▶ **About this exercise**: Would you copy out only the lines from the one with "Transcribe this image's" to the end of the records, exactly as they stand?

▶ **Working data**:
================
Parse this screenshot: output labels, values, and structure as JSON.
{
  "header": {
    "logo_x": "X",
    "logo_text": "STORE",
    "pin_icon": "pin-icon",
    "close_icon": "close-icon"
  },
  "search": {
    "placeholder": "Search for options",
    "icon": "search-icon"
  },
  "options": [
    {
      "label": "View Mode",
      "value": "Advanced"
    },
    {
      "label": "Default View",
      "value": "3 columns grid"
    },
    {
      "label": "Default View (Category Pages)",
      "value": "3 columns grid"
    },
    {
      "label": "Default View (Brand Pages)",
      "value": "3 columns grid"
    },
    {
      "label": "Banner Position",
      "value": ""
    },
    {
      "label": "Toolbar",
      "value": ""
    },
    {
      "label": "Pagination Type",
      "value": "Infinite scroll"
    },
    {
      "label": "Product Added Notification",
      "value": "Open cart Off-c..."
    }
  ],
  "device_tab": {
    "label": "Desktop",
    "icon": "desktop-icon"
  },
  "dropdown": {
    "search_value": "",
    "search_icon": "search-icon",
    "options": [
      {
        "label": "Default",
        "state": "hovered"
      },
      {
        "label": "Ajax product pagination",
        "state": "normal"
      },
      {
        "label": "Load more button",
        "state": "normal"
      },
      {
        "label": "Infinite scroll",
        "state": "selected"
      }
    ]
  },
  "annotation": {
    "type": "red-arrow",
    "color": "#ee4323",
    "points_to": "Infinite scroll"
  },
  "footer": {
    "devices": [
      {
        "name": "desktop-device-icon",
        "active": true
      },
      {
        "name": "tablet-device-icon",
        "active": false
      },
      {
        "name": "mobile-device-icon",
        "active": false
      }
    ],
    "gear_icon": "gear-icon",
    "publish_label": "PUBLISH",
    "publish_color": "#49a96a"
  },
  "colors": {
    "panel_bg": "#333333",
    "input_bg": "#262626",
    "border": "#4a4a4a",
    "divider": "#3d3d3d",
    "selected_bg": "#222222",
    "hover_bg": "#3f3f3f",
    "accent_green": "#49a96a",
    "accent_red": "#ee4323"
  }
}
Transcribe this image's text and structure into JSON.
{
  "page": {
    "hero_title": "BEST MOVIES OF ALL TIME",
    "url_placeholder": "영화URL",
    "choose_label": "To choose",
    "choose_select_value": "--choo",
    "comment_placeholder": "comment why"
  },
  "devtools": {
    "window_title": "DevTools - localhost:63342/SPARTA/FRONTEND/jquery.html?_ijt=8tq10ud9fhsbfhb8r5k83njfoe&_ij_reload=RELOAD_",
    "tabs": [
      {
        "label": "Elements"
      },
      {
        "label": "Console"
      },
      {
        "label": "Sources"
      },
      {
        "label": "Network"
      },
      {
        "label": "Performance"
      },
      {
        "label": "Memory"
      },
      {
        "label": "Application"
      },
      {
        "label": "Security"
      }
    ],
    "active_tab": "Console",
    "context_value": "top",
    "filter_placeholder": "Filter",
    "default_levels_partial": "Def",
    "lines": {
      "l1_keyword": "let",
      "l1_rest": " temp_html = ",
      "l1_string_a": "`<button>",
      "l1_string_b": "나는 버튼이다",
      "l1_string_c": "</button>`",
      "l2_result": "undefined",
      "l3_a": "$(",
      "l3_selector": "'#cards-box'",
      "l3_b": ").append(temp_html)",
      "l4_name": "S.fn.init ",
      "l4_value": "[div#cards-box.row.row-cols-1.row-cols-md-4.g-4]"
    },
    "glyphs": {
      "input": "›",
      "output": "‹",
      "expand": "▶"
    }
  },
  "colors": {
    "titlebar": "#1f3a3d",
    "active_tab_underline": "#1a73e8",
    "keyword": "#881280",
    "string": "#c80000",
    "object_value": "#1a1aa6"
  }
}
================
▶ **Answer to this exercise**:
Transcribe this image's text and structure into JSON.
{
  "page": {
    "hero_title": "BEST MOVIES OF ALL TIME",
    "url_placeholder": "영화URL",
    "choose_label": "To choose",
    "choose_select_value": "--choo",
    "comment_placeholder": "comment why"
  },
  "devtools": {
    "window_title": "DevTools - localhost:63342/SPARTA/FRONTEND/jquery.html?_ijt=8tq10ud9fhsbfhb8r5k83njfoe&_ij_reload=RELOAD_",
    "tabs": [
      {
        "label": "Elements"
      },
      {
        "label": "Console"
      },
      {
        "label": "Sources"
      },
      {
        "label": "Network"
      },
      {
        "label": "Performance"
      },
      {
        "label": "Memory"
      },
      {
        "label": "Application"
      },
      {
        "label": "Security"
      }
    ],
    "active_tab": "Console",
    "context_value": "top",
    "filter_placeholder": "Filter",
    "default_levels_partial": "Def",
    "lines": {
      "l1_keyword": "let",
      "l1_rest": " temp_html = ",
      "l1_string_a": "`<button>",
      "l1_string_b": "나는 버튼이다",
      "l1_string_c": "</button>`",
      "l2_result": "undefined",
      "l3_a": "$(",
      "l3_selector": "'#cards-box'",
      "l3_b": ").append(temp_html)",
      "l4_name": "S.fn.init ",
      "l4_value": "[div#cards-box.row.row-cols-1.row-cols-md-4.g-4]"
    },
    "glyphs": {
      "input": "›",
      "output": "‹",
      "expand": "▶"
    }
  },
  "colors": {
    "titlebar": "#1f3a3d",
    "active_tab_underline": "#1a73e8",
    "keyword": "#881280",
    "string": "#c80000",
    "object_value": "#1a1aa6"
  }
}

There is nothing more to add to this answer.